- _Task directions_
Pick every line out of the entries below that has the string "Number", and copy it.

·····

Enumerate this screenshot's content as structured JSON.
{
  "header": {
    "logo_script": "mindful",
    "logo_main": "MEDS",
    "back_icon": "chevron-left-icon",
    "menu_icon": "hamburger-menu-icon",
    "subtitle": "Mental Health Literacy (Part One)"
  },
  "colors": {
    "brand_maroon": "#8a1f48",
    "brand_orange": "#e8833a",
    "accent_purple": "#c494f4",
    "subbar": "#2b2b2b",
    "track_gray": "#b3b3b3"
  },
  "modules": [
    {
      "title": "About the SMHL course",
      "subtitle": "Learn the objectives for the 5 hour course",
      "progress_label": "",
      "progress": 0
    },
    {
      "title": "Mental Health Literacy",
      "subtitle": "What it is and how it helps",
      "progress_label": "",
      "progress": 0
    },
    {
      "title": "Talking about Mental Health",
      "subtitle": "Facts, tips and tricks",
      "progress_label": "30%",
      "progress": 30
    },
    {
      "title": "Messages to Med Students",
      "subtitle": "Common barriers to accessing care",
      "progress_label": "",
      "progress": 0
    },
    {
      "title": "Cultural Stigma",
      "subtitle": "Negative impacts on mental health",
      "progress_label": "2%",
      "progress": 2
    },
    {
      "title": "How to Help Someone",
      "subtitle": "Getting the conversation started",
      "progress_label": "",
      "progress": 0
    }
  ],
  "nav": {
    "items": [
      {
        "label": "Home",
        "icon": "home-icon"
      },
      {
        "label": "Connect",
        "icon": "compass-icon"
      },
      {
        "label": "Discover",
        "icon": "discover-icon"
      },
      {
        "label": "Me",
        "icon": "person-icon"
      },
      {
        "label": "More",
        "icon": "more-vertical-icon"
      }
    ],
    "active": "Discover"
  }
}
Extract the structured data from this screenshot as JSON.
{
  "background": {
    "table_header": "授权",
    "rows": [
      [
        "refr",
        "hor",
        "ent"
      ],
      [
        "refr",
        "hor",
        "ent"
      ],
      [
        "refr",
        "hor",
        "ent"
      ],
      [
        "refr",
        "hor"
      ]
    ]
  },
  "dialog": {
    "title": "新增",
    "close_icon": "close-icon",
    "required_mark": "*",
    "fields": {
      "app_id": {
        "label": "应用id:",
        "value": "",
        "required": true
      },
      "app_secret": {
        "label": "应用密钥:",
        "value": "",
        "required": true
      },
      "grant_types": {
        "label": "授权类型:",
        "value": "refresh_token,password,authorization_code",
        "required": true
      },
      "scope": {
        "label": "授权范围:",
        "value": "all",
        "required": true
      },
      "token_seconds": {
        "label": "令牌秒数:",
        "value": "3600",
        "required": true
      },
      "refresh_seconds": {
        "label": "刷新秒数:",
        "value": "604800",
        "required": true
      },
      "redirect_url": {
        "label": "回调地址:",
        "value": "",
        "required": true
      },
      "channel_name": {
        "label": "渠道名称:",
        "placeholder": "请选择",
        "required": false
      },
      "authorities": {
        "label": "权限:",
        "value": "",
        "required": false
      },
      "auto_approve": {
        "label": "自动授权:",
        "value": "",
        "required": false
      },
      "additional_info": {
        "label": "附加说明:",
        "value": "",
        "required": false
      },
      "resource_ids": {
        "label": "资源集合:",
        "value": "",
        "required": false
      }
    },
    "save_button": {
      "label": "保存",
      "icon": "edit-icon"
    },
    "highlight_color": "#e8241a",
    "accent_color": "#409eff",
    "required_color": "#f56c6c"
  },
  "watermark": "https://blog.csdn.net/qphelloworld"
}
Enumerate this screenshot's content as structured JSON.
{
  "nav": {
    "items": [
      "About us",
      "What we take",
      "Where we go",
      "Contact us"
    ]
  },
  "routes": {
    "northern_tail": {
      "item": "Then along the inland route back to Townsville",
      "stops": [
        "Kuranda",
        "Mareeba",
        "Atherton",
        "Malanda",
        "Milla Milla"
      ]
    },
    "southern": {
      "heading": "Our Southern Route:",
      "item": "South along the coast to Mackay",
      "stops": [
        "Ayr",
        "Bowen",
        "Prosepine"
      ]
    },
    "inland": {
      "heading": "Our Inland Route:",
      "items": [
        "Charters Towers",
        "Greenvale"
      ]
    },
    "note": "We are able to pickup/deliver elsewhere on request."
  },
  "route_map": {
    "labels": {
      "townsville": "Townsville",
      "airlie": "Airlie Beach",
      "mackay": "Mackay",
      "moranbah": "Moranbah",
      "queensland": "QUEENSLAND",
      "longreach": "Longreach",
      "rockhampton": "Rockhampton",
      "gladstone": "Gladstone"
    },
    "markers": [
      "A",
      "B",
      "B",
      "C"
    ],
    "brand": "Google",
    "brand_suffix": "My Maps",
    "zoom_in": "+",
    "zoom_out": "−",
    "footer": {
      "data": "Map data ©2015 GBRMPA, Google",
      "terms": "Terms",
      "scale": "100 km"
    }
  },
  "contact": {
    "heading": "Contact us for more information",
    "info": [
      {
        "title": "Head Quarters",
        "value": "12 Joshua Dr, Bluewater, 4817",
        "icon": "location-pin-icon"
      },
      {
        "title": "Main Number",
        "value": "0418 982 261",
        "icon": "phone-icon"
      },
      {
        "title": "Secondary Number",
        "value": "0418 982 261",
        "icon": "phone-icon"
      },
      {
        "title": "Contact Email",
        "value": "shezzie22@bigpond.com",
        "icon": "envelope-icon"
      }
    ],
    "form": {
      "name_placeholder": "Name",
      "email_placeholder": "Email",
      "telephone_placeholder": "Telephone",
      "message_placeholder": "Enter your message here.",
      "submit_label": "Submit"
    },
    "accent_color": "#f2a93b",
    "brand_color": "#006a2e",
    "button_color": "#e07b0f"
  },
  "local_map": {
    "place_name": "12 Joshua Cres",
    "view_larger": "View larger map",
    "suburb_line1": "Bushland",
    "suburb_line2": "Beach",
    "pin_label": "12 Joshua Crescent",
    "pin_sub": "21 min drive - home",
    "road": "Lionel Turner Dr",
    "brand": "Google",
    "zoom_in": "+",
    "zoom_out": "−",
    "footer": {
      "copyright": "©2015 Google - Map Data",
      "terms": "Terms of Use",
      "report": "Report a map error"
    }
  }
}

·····

- _Output below_
        "title": "Main Number",
        "title": "Secondary Number",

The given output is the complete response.